Jan 1, 1994
This report evaluates options for carrying out functions of the Defense Nuclear Agency (DNA). Options proposed were transferring DNA's functions to individual services and the Advanced Research Project Agency; maintaining DNA as a separate agency tailored to today's security environment; transferring functions to the Department of Energy weapons laboratories; combining any of these options; or reorganizing DNA to reduce costs significantly. The report argues that DNA's functions must be assessed in the framework of the national nuclear infrastructure and identifies three continuing requirements with respect to nuclear weapons: caring for the nuclear stockpile, maintaining a capability to understand and deal with the use of nuclear weapons, and reducing the threat of nuclear weapons. DNA performs these functions and a fourth pertaining to conventional technologies. The report concludes that no single agency could accomplish all DNA's functions without incurring substantial risk. Functions could be spread across services and other agencies, but that approach exacerbates an unwise trend toward fragmentation. No option promises significant cost savings.

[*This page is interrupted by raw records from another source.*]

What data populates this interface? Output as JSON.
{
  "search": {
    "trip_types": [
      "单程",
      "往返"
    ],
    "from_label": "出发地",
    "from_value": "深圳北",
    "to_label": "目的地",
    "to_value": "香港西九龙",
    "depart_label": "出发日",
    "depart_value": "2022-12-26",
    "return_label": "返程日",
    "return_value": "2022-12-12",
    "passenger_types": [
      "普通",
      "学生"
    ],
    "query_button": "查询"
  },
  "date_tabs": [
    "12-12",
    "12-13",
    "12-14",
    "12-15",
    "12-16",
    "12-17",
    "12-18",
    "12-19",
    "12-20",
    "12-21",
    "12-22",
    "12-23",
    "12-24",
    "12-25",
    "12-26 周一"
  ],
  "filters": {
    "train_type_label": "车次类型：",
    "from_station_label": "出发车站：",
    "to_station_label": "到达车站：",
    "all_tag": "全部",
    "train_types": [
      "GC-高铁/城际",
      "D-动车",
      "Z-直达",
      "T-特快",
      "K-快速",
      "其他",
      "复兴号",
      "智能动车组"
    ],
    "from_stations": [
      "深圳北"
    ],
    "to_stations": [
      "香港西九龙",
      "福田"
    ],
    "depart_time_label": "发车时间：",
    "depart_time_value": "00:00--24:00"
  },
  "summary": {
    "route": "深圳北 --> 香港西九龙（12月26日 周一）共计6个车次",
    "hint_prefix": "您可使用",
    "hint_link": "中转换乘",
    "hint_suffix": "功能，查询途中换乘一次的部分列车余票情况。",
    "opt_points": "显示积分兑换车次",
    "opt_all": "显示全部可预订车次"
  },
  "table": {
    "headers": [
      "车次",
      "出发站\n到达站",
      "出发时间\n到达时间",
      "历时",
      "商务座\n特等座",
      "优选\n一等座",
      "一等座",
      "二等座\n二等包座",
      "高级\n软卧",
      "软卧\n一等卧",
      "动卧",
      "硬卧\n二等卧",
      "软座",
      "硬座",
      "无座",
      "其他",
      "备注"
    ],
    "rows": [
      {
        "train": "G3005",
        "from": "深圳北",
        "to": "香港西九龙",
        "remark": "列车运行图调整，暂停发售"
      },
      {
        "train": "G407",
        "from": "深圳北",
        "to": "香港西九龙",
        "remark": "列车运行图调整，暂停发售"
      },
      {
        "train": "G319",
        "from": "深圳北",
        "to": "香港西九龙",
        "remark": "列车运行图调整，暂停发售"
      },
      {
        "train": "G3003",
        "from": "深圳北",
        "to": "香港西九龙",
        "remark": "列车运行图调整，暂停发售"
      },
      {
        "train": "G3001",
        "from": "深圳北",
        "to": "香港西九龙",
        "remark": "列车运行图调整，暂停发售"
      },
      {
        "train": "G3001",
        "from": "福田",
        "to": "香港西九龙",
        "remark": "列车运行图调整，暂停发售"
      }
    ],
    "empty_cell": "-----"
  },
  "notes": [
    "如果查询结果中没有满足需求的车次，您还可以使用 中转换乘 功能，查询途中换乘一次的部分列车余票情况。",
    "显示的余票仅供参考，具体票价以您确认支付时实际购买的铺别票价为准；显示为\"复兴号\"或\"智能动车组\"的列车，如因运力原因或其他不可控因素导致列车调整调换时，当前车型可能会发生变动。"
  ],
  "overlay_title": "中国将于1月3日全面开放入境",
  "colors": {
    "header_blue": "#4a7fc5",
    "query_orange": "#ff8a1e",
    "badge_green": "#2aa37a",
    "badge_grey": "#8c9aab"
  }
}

The larger concern is the national infrastructure, which could be consolidated to counter the effects of fragmentation.